For planned community developers in the know, there’s no better place to find a good deal on large real estate purchases than the local government.
That’s because the past several years have seen local governments go bankrupt, such as the city of Stockton, California. So it’s no surprise when school board members find relief to have a buyer for a vacant school. But…. sometimes there’s a catch.
Many government buildings are classified as historic. To redevelop or demolish a historic building, it takes a bit of PR and money. A step-by-step process can be found on the Critical Mention blog.
1) A request is sent to the Historic Preservation Commission to add the redevelopment plans to the next meeting agenda. These meetings are open to the public.
2) Direct mailers are then sent to residents in the surrounding area.
a. These mailers should focus on the positives of redevelopment: jobs, growth and beautification
b. Mailers should contain a hotline for feedback and follow up surveys should be made by phone to respondents
3) If applicable, a door-to-door strategy is effective if strong support is given on the preservation of a building.

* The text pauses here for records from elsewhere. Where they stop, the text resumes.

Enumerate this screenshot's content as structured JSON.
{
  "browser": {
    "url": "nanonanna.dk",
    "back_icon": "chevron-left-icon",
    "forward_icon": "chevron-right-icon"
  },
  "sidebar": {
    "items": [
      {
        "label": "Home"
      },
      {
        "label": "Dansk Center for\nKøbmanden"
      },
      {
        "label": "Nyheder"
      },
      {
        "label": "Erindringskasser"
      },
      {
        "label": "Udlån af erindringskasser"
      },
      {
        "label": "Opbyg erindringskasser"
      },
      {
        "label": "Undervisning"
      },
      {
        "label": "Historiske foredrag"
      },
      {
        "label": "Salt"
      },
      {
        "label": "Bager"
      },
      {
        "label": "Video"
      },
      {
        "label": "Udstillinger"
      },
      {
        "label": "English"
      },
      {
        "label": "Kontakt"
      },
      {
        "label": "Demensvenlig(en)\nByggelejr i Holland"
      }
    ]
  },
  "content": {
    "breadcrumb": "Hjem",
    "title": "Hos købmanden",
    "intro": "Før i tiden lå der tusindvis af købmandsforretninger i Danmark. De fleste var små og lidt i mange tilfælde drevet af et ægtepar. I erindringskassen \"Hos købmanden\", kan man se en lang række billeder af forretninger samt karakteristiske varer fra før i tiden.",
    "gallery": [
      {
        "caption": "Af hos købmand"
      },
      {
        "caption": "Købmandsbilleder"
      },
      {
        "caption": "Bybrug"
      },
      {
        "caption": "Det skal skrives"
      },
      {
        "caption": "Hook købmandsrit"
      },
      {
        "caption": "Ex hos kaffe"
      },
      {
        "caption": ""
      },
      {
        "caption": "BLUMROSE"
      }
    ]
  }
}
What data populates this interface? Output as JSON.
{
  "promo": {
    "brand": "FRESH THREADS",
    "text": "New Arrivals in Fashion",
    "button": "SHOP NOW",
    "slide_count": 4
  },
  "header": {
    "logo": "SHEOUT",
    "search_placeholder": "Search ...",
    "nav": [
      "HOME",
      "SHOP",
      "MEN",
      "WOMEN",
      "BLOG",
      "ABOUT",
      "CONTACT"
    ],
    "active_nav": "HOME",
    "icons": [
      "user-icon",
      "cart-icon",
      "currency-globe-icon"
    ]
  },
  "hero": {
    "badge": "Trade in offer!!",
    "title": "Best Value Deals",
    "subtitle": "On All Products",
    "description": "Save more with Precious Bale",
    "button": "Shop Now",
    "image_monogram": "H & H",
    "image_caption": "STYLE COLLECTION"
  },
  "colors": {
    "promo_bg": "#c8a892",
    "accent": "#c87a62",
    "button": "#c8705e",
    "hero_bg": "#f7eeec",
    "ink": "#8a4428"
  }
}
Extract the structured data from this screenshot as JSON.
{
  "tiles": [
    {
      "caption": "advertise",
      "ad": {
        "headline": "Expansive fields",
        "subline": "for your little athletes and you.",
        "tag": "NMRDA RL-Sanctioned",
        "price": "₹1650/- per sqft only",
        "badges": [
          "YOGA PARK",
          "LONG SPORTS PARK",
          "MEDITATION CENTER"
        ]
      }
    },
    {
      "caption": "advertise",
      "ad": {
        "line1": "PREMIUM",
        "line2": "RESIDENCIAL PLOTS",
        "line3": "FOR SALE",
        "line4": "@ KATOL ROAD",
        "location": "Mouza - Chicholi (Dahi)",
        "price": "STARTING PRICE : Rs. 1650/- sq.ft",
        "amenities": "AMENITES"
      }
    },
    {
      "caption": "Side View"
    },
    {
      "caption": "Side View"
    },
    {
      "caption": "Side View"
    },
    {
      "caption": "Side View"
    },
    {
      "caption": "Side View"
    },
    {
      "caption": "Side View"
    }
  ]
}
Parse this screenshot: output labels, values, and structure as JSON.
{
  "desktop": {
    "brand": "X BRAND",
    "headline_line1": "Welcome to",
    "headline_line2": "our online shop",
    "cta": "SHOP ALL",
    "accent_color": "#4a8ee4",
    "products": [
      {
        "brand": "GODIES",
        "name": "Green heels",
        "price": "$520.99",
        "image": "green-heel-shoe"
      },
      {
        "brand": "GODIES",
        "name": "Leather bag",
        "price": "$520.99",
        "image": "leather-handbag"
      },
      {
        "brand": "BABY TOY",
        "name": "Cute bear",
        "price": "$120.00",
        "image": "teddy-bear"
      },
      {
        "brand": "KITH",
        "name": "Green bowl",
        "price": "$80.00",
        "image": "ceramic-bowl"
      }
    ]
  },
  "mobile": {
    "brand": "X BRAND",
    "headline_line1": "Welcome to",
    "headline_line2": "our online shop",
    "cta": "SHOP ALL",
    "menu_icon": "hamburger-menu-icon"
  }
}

If your petition or approach fails, there’s a fall-back strategy: purchasers can include an inspection period to ensure that the property meets the requirements and conditions of the company: like re-zoning and redevelopment. Like us on Facebook or follow us on Twitter for additional PR resources, @criticalmention